“That is my calling, to the letter. Were all others as clever, the trade would certainly cease.—Go, bring the lady.”
The Alderman, who probably saw the necessity of making some explanation to his niece, and who, it would seem, fully understood the positive character of his companion, no longer hesitated; but, first casting a suspicious glance out of the still open window he left the room.
“—Alack, what heinous sin is it in me To be ashamed, to be my father’s child! But though I am a daughter to his blood I am not to his manners.—”
Merchant of Venice.
The moment the stranger was again alone, the entire expression of his countenance underwent a change. The reckless and bold expression deserted his eye, which once more became soft, if not pensive, as it wandered over the different elegant objects that served to amuse the leisure of la belle Barberie. He arose, and touched the strings of a lute, and then, like Fear, started back, as if recoiling at the sound he had made. All recollection of the object of his visit was evidently forgotten, in a new and livelier interest; and had there been one to watch his movements, the last motive imputed to his presence would probably have been the one that was true. There was so little of that vulgar and common character, which is usually seen in men of his pursuit, in the gentle aspect and subdued air of his fine features, that it might be fancied he was thus singularly endowed by nature, in order that deception might triumph, if there were moments when a disregard of opinion was seen in his demeanor, it rather appeared assumed than easy; and even when most disposed to display lawless indifference to the ordinary regulations of society, in his interview with the Alderman, it had been blended with a reserve of manner that was strangely in contrast with his humor.

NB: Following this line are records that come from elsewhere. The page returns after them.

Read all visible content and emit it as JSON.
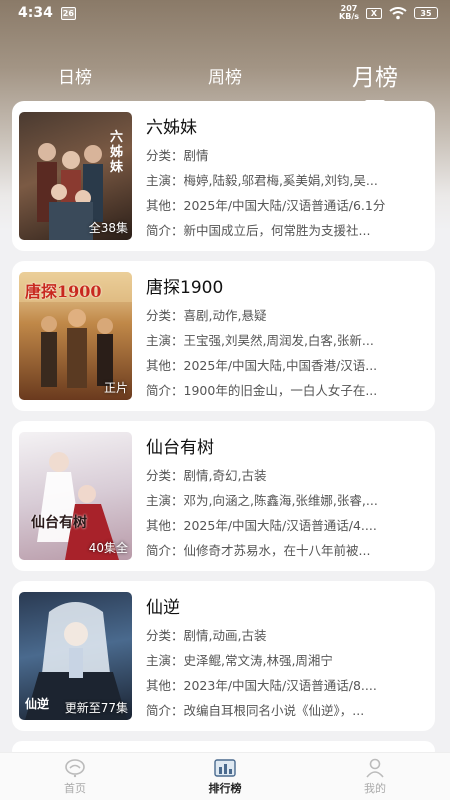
{
  "status": {
    "time": "4:34",
    "notif_badge": "26",
    "net_speed_top": "207",
    "net_speed_bottom": "KB/s",
    "sim_label": "X",
    "battery": "35"
  },
  "tabs": [
    {
      "label": "日榜",
      "active": false
    },
    {
      "label": "周榜",
      "active": false
    },
    {
      "label": "月榜",
      "active": true
    }
  ],
  "labels": {
    "category": "分类：",
    "cast": "主演：",
    "other": "其他：",
    "summary": "简介："
  },
  "items": [
    {
      "title": "六姊妹",
      "category": "剧情",
      "cast": "梅婷,陆毅,邬君梅,奚美娟,刘钧,吴...",
      "other": "2025年/中国大陆/汉语普通话/6.1分",
      "summary": "新中国成立后，何常胜为支援社...",
      "badge": "全38集",
      "poster_text": "六姊妹",
      "colors": [
        "#3a2a22",
        "#7b5a44",
        "#c9a48a"
      ]
    },
    {
      "title": "唐探1900",
      "category": "喜剧,动作,悬疑",
      "cast": "王宝强,刘昊然,周润发,白客,张新...",
      "other": "2025年/中国大陆,中国香港/汉语...",
      "summary": "1900年的旧金山，一白人女子在...",
      "badge": "正片",
      "poster_text": "唐探1900",
      "colors": [
        "#6a3a1e",
        "#b07a3e",
        "#e8c07a"
      ]
    },
    {
      "title": "仙台有树",
      "category": "剧情,奇幻,古装",
      "cast": "邓为,向涵之,陈鑫海,张维娜,张睿,...",
      "other": "2025年/中国大陆/汉语普通话/4....",
      "summary": "仙修奇才苏易水，在十八年前被...",
      "badge": "40集全",
      "poster_text": "仙台有树",
      "colors": [
        "#e8e6ea",
        "#c8b8c4",
        "#8a2a30"
      ]
    },
    {
      "title": "仙逆",
      "category": "剧情,动画,古装",
      "cast": "史泽鲲,常文涛,林强,周湘宁",
      "other": "2023年/中国大陆/汉语普通话/8....",
      "summary": "改编自耳根同名小说《仙逆》，...",
      "badge": "更新至77集",
      "poster_text": "仙逆",
      "colors": [
        "#1c2a3e",
        "#4a6a8e",
        "#c8d4e4"
      ]
    }
  ],
  "nav": [
    {
      "label": "首页",
      "icon": "home-icon",
      "active": false
    },
    {
      "label": "排行榜",
      "icon": "ranking-icon",
      "active": true
    },
    {
      "label": "我的",
      "icon": "profile-icon",
      "active": false
    }
  ]
}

On the other hand, it were idle to say that Alida de Barberie had no unpleasant suspicions concerning the character of her uncle’s guest. That baneful influence, which necessarily exerts itself near an irresponsible power, coupled with the natural indifference with which the principal regards the dependant, had caused the English Ministry to fill too many of their posts of honor and profit, in the colonies, with needy and dissolute men of rank, or of high political connexions at home. The Province of New-York had, in this respect, been particularly unfortunate. The gift of it by Charles to his brother and successor, had left it without the protection of those charters and other privileges that had been granted to most of the governments of America. The connexion with the crown was direct, and, for a long period, the majority of the inhabitants were considered as of a different race, and of course as of one less to be considered, than that of their conquerors. Such was the laxity of the times on the subject of